I think the editor dropped the ball on letting this one fly. There were so many ridiculous and implausible scenarios. Two of my favorites being: Frost on the windshield of a car and sweltering heat in the same day. Is that even possible? They were also swarmed by mosquitoes that day and I'm pretty sure the frost would have killed them. Also, going to a noisy pool playing and football watching bar for some "peace and quiet"? Men should try that one more often.
There were also a constant barrage of clues and mysteries that the Chief of Police couldn't figure out right away, that were so rudimentary it made realty hard to swallow. However, I did finish the book just to see how it turned out, albeit cracking up every time someone sighed, shrugged or grimaced.
In a nutshell, there are always certain similarities involved in every series of books, but this really lacked any (or enough) fresh ideas or new scenarios. It even stormed during the big climax just as it did with the first book. Enough said....
Excellent murder story, involving the Amish it gives you a small look into the lives of this non-violent religious group. Good characters and it is all easy to keep up with, not a lot of descriptions that are not necessary and not too many characters that you can't keep track of them. Excellent--recommend!

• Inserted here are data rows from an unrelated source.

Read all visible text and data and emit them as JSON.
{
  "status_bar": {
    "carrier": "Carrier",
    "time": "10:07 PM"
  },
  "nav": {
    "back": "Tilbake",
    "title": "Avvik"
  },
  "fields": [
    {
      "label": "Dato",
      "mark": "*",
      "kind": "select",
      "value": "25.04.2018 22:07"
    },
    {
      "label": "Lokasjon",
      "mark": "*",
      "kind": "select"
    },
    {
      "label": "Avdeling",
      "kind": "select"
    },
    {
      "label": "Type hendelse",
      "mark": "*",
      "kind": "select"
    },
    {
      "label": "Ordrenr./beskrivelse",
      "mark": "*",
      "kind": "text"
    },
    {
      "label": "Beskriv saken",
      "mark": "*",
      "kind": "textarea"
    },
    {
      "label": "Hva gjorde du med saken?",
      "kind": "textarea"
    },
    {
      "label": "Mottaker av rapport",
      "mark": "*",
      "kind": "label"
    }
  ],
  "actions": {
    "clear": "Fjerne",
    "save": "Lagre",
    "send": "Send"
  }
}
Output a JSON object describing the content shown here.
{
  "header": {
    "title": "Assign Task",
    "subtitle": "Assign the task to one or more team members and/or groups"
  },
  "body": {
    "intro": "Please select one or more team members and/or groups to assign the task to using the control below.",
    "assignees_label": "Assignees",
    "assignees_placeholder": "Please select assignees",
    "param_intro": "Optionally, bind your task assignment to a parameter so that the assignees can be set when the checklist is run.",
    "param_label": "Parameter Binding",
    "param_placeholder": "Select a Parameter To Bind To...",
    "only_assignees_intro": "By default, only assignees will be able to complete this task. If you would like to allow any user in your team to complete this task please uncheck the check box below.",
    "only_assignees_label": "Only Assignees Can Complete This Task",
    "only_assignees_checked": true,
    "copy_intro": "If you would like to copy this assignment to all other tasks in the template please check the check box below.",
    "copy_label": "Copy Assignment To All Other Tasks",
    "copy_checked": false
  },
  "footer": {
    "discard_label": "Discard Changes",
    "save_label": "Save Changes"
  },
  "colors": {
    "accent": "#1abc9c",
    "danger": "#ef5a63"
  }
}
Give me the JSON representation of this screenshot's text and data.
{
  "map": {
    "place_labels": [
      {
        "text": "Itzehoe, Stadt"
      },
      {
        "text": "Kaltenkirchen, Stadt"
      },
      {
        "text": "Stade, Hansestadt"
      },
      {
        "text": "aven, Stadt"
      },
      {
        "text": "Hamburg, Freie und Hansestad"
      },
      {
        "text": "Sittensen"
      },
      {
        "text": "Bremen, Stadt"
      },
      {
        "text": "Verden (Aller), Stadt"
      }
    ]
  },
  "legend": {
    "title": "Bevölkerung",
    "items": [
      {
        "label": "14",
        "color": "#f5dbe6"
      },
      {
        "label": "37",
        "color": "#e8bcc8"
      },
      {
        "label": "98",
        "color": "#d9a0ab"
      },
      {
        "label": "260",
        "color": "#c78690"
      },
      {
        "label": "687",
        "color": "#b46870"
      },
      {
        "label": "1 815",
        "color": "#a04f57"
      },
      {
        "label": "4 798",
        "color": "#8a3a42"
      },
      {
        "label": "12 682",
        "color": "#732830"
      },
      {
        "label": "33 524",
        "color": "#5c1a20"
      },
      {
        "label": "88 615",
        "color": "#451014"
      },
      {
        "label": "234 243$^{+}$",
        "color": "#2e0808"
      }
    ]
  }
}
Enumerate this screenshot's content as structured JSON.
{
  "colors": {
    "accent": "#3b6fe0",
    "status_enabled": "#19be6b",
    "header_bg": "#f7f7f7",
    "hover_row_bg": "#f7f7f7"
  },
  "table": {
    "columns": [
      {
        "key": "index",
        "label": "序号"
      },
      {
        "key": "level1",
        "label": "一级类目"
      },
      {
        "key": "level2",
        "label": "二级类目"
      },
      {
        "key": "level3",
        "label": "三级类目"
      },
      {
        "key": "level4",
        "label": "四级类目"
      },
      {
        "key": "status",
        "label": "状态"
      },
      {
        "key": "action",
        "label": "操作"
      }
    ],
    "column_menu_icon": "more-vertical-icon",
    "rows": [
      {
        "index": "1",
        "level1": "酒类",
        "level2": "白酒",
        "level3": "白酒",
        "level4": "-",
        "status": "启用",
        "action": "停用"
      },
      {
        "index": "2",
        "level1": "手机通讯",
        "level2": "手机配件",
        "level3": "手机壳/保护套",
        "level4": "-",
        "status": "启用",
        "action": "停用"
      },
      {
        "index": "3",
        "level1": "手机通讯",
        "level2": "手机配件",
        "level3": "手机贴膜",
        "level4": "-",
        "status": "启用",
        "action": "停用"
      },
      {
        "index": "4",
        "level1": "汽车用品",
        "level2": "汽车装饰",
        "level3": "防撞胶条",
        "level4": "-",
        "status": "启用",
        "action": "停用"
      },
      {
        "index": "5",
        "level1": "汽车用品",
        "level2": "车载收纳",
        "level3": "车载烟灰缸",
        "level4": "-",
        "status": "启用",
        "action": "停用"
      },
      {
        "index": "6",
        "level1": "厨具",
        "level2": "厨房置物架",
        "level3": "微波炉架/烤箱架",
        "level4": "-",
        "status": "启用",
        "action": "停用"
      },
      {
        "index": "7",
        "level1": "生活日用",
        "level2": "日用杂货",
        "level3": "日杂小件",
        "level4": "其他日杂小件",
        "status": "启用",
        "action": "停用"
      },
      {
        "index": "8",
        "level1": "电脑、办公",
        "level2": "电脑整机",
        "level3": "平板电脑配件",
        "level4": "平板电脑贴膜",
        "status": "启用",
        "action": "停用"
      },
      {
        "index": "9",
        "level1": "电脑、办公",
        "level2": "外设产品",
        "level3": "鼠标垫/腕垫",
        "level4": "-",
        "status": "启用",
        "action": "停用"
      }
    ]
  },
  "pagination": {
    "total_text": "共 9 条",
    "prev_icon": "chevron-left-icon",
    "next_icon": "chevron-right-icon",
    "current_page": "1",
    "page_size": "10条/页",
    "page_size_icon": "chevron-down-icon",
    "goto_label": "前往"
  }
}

Sadly disappointed. I really enjoyed "Sworn to Silence" and looked forward to reading this one. I'm happy that I didn't spend any money on it since I could not finish it. The gory descriptions of the killings of the Plank family are not for the faint of heart and I had a hard time reading through the first 40 pages or so. My biggest problem, however, is that Ms. Castillo must think her readers are stupid. Why else, would we need to be reminded on every other page that Kate Burkholder grew up Amish and KNOWS what it's like and how it feels and how one can keep secrets. We get it, Ms. Castillo. So repetitive and unnecessary. Also unpalletable, are Ms. Burkholder's serious lapses in judgment since she is supposedly an experienced police officer. The book was overlong and in need of some serious editing. I seriously doubt that I will read the next in the series.